The Lagarfljót is a long river of glacier water. The river is famous for fishing and its gorgeous natural surroundings. Though it’s mostly known for its terrifying monster, the Lagarfljót-worm, which makes it very interesting. The beast is part of the folklore that has long since attracted many visitors to the Eastfjords. The worm is a distant cousin of the Loch Ness Monster. But it’s a much older legend, and there are still sightings of the Lagarfljóts worm reported today. Send us a picture if you spot it!
When you arrive at Hallormstaðaskógur forest, it’s like being transported to another world. The wood is the largest in Iceland, and the scenery is much different from most of the country. You see, Iceland is a very barren island. There aren’t a lot of forests. So, it’s a big surprise to see a big one after driving through all the rugged scenery! Hallormstaðaskógur is home to many different tree species, birds and walking trails. It’s the place to be for nature lovers, families, and anyone who enjoys taking a break from the chaos of being on the road. There are two camping sites in the forest, so if you want to stay overnight in your Cozy Camper we highly recommend them!
Borgarfjörður Eystri and the City of Elves
Don’t confuse Bogarfjörður Eystri with Borgarfjörður in the West of Iceland.

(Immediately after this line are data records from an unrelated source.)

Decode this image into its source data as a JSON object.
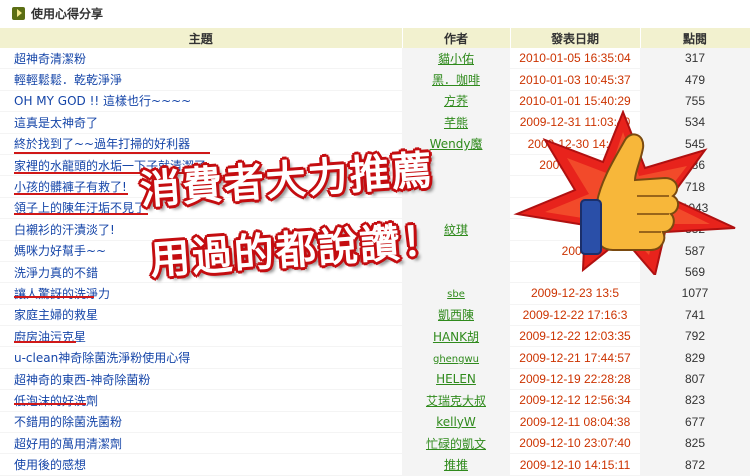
{
  "section": {
    "title": "使用心得分享",
    "icon": "arrow-right-icon"
  },
  "table": {
    "headers": [
      "主題",
      "作者",
      "發表日期",
      "點閱"
    ],
    "rows": [
      {
        "subject": "超神奇清潔粉",
        "author": "貓小佑",
        "date": "2010-01-05 16:35:04",
        "views": "317"
      },
      {
        "subject": "輕輕鬆鬆．乾乾淨淨",
        "author": "黑．咖啡",
        "date": "2010-01-03 10:45:37",
        "views": "479"
      },
      {
        "subject": "OH MY GOD !! 這樣也行~~~~",
        "author": "方荞",
        "date": "2010-01-01 15:40:29",
        "views": "755"
      },
      {
        "subject": "這真是太神奇了",
        "author": "芊熊",
        "date": "2009-12-31 11:03:40",
        "views": "534"
      },
      {
        "subject": "終於找到了~~過年打掃的好利器",
        "author": "Wendy魔",
        "date": "2009-12-30 14:43",
        "views": "545"
      },
      {
        "subject": "家裡的水龍頭的水垢一下子就清潔了",
        "author": "",
        "date": "2009-12-30 0",
        "views": "586"
      },
      {
        "subject": "小孩的髒褲子有救了!",
        "author": "",
        "date": "",
        "views": "718"
      },
      {
        "subject": "領子上的陳年汙垢不見了",
        "author": "",
        "date": "2009",
        "views": "1043"
      },
      {
        "subject": "白襯衫的汗漬淡了!",
        "author": "紋琪",
        "date": "",
        "views": "882"
      },
      {
        "subject": "媽咪力好幫手~~",
        "author": "",
        "date": "2009",
        "views": "587"
      },
      {
        "subject": "洗淨力真的不錯",
        "author": "",
        "date": "",
        "views": "569"
      },
      {
        "subject": "讓人驚訝的洗淨力",
        "author": "sbe",
        "date": "2009-12-23 13:5",
        "views": "1077"
      },
      {
        "subject": "家庭主婦的救星",
        "author": "凱西陳",
        "date": "2009-12-22 17:16:3",
        "views": "741"
      },
      {
        "subject": "廚房油污克星",
        "author": "HANK胡",
        "date": "2009-12-22 12:03:35",
        "views": "792"
      },
      {
        "subject": "u-clean神奇除菌洗淨粉使用心得",
        "author": "ghengwu",
        "date": "2009-12-21 17:44:57",
        "views": "829"
      },
      {
        "subject": "超神奇的東西-神奇除菌粉",
        "author": "HELEN",
        "date": "2009-12-19 22:28:28",
        "views": "807"
      },
      {
        "subject": "低泡沫的好洗劑",
        "author": "艾瑞克大叔",
        "date": "2009-12-12 12:56:34",
        "views": "823"
      },
      {
        "subject": "不錯用的除菌洗菌粉",
        "author": "kellyW",
        "date": "2009-12-11 08:04:38",
        "views": "677"
      },
      {
        "subject": "超好用的萬用清潔劑",
        "author": "忙碌的凱文",
        "date": "2009-12-10 23:07:40",
        "views": "825"
      },
      {
        "subject": "使用後的感想",
        "author": "推推",
        "date": "2009-12-10 14:15:11",
        "views": "872"
      }
    ]
  },
  "promo": {
    "line1": "消費者大力推薦",
    "line2": "用過的都說讚！",
    "graphic": "thumbs-up-star-icon",
    "text_color": "#ffffff",
    "outline_color": "#c40d10",
    "star_color": "#e8231c"
  },
  "colors": {
    "header_bg": "#f2f1cf",
    "subject_link": "#1545a8",
    "author_link": "#2f8a1c",
    "date_text": "#cc3300",
    "underline": "#d01818"
  }
}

Borgarfjörður East is the elf lover’s dream. Borgarfjörður is home to the City of Elves or “Álfaborg.” The City of Elves is a large rock that stands like a fortress in the middle of the mouth of the fjord. The city is reserved only for the elven royalty and higher-ups. The lore of the City of Elves comes from a famous Icelandic folklore book “Folklore of Jón Árnason.” Jón rode on horseback around the country and asked at every farm if they knew old stories about the area. His books hold the secret to many of the Icelandic folklore stories.
Feature post image: Denkhenk [CC BY-SA 3.0], via Wikimedia CommonsBack to blog